Activity » Would you reproduce every line of the material exactly?

Input »
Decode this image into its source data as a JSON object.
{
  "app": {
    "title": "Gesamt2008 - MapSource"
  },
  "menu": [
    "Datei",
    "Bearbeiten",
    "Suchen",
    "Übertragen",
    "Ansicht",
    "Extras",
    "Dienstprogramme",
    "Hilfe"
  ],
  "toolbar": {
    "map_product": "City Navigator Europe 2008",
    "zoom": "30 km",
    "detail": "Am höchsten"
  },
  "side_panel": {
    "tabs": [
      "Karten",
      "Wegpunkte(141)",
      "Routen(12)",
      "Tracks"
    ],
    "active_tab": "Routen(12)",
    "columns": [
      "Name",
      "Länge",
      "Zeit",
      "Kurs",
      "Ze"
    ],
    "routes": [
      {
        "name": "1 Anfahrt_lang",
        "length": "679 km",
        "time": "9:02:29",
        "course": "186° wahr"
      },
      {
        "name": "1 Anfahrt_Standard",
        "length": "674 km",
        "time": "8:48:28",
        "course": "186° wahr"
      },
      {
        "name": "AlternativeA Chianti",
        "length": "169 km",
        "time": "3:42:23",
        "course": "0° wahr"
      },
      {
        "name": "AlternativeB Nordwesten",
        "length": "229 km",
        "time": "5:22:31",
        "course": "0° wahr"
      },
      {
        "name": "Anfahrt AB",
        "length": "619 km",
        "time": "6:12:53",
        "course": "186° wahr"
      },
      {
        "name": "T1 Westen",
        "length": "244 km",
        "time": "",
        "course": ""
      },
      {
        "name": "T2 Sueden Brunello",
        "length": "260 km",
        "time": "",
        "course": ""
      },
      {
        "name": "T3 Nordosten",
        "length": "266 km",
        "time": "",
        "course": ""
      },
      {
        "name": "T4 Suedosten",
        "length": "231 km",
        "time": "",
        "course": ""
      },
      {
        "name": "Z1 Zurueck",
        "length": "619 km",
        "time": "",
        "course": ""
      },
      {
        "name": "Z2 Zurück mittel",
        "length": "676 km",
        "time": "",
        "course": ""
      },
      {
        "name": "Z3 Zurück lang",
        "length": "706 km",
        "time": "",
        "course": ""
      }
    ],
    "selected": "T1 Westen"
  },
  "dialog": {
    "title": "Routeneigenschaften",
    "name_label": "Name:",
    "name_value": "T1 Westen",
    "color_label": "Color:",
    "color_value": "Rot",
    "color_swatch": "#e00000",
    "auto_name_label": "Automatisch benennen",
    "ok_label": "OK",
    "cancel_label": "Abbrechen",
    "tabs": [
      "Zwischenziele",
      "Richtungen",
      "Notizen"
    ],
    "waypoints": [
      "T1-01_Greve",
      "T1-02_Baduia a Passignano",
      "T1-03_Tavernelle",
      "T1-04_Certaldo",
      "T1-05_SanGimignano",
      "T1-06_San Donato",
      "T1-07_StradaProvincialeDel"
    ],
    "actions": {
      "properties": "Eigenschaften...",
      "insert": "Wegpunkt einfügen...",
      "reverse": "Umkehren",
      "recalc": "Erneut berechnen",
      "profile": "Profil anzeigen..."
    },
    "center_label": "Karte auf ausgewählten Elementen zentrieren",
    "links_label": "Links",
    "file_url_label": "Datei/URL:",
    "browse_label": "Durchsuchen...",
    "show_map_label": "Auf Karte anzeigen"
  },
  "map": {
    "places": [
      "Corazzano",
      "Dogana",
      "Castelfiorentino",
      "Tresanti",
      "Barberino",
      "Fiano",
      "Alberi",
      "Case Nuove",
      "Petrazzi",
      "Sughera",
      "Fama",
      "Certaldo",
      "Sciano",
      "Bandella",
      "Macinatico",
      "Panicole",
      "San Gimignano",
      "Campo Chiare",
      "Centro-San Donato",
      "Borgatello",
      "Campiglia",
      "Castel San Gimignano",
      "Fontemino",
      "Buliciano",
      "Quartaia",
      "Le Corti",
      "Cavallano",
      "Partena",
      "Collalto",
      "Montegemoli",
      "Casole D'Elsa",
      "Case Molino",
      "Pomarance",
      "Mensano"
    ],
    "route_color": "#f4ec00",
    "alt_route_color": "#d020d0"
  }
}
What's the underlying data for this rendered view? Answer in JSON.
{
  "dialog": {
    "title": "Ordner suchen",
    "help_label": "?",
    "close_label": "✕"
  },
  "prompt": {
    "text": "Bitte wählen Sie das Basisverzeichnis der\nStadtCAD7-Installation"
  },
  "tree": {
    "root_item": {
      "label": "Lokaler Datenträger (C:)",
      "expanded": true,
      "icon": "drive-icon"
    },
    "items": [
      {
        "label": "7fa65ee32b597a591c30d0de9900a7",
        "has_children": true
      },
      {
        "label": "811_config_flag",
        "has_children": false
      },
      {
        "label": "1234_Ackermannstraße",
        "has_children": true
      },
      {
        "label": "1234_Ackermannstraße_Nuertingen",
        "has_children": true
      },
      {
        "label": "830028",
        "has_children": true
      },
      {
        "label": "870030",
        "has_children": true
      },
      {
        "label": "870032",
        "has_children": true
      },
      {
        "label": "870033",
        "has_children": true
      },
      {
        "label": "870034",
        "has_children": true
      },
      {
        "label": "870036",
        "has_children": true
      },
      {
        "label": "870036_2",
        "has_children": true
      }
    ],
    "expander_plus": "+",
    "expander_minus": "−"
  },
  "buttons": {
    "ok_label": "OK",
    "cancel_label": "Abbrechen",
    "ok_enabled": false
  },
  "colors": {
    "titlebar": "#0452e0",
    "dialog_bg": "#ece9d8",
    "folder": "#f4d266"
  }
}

Solution for this task »
Decode this image into its source data as a JSON object.
{
  "app": {
    "title": "Gesamt2008 - MapSource"
  },
  "menu": [
    "Datei",
    "Bearbeiten",
    "Suchen",
    "Übertragen",
    "Ansicht",
    "Extras",
    "Dienstprogramme",
    "Hilfe"
  ],
  "toolbar": {
    "map_product": "City Navigator Europe 2008",
    "zoom": "30 km",
    "detail": "Am höchsten"
  },
  "side_panel": {
    "tabs": [
      "Karten",
      "Wegpunkte(141)",
      "Routen(12)",
      "Tracks"
    ],
    "active_tab": "Routen(12)",
    "columns": [
      "Name",
      "Länge",
      "Zeit",
      "Kurs",
      "Ze"
    ],
    "routes": [
      {
        "name": "1 Anfahrt_lang",
        "length": "679 km",
        "time": "9:02:29",
        "course": "186° wahr"
      },
      {
        "name": "1 Anfahrt_Standard",
        "length": "674 km",
        "time": "8:48:28",
        "course": "186° wahr"
      },
      {
        "name": "AlternativeA Chianti",
        "length": "169 km",
        "time": "3:42:23",
        "course": "0° wahr"
      },
      {
        "name": "AlternativeB Nordwesten",
        "length": "229 km",
        "time": "5:22:31",
        "course": "0° wahr"
      },
      {
        "name": "Anfahrt AB",
        "length": "619 km",
        "time": "6:12:53",
        "course": "186° wahr"
      },
      {
        "name": "T1 Westen",
        "length": "244 km",
        "time": "",
        "course": ""
      },
      {
        "name": "T2 Sueden Brunello",
        "length": "260 km",
        "time": "",
        "course": ""
      },
      {
        "name": "T3 Nordosten",
        "length": "266 km",
        "time": "",
        "course": ""
      },
      {
        "name": "T4 Suedosten",
        "length": "231 km",
        "time": "",
        "course": ""
      },
      {
        "name": "Z1 Zurueck",
        "length": "619 km",
        "time": "",
        "course": ""
      },
      {
        "name": "Z2 Zurück mittel",
        "length": "676 km",
        "time": "",
        "course": ""
      },
      {
        "name": "Z3 Zurück lang",
        "length": "706 km",
        "time": "",
        "course": ""
      }
    ],
    "selected": "T1 Westen"
  },
  "dialog": {
    "title": "Routeneigenschaften",
    "name_label": "Name:",
    "name_value": "T1 Westen",
    "color_label": "Color:",
    "color_value": "Rot",
    "color_swatch": "#e00000",
    "auto_name_label": "Automatisch benennen",
    "ok_label": "OK",
    "cancel_label": "Abbrechen",
    "tabs": [
      "Zwischenziele",
      "Richtungen",
      "Notizen"
    ],
    "waypoints": [
      "T1-01_Greve",
      "T1-02_Baduia a Passignano",
      "T1-03_Tavernelle",
      "T1-04_Certaldo",
      "T1-05_SanGimignano",
      "T1-06_San Donato",
      "T1-07_StradaProvincialeDel"
    ],
    "actions": {
      "properties": "Eigenschaften...",
      "insert": "Wegpunkt einfügen...",
      "reverse": "Umkehren",
      "recalc": "Erneut berechnen",
      "profile": "Profil anzeigen..."
    },
    "center_label": "Karte auf ausgewählten Elementen zentrieren",
    "links_label": "Links",
    "file_url_label": "Datei/URL:",
    "browse_label": "Durchsuchen...",
    "show_map_label": "Auf Karte anzeigen"
  },
  "map": {
    "places": [
      "Corazzano",
      "Dogana",
      "Castelfiorentino",
      "Tresanti",
      "Barberino",
      "Fiano",
      "Alberi",
      "Case Nuove",
      "Petrazzi",
      "Sughera",
      "Fama",
      "Certaldo",
      "Sciano",
      "Bandella",
      "Macinatico",
      "Panicole",
      "San Gimignano",
      "Campo Chiare",
      "Centro-San Donato",
      "Borgatello",
      "Campiglia",
      "Castel San Gimignano",
      "Fontemino",
      "Buliciano",
      "Quartaia",
      "Le Corti",
      "Cavallano",
      "Partena",
      "Collalto",
      "Montegemoli",
      "Casole D'Elsa",
      "Case Molino",
      "Pomarance",
      "Mensano"
    ],
    "route_color": "#f4ec00",
    "alt_route_color": "#d020d0"
  }
}
What's the underlying data for this rendered view? Answer in JSON.
{
  "dialog": {
    "title": "Ordner suchen",
    "help_label": "?",
    "close_label": "✕"
  },
  "prompt": {
    "text": "Bitte wählen Sie das Basisverzeichnis der\nStadtCAD7-Installation"
  },
  "tree": {
    "root_item": {
      "label": "Lokaler Datenträger (C:)",
      "expanded": true,
      "icon": "drive-icon"
    },
    "items": [
      {
        "label": "7fa65ee32b597a591c30d0de9900a7",
        "has_children": true
      },
      {
        "label": "811_config_flag",
        "has_children": false
      },
      {
        "label": "1234_Ackermannstraße",
        "has_children": true
      },
      {
        "label": "1234_Ackermannstraße_Nuertingen",
        "has_children": true
      },
      {
        "label": "830028",
        "has_children": true
      },
      {
        "label": "870030",
        "has_children": true
      },
      {
        "label": "870032",
        "has_children": true
      },
      {
        "label": "870033",
        "has_children": true
      },
      {
        "label": "870034",
        "has_children": true
      },
      {
        "label": "870036",
        "has_children": true
      },
      {
        "label": "870036_2",
        "has_children": true
      }
    ],
    "expander_plus": "+",
    "expander_minus": "−"
  },
  "buttons": {
    "ok_label": "OK",
    "cancel_label": "Abbrechen",
    "ok_enabled": false
  },
  "colors": {
    "titlebar": "#0452e0",
    "dialog_bg": "#ece9d8",
    "folder": "#f4d266"
  }
}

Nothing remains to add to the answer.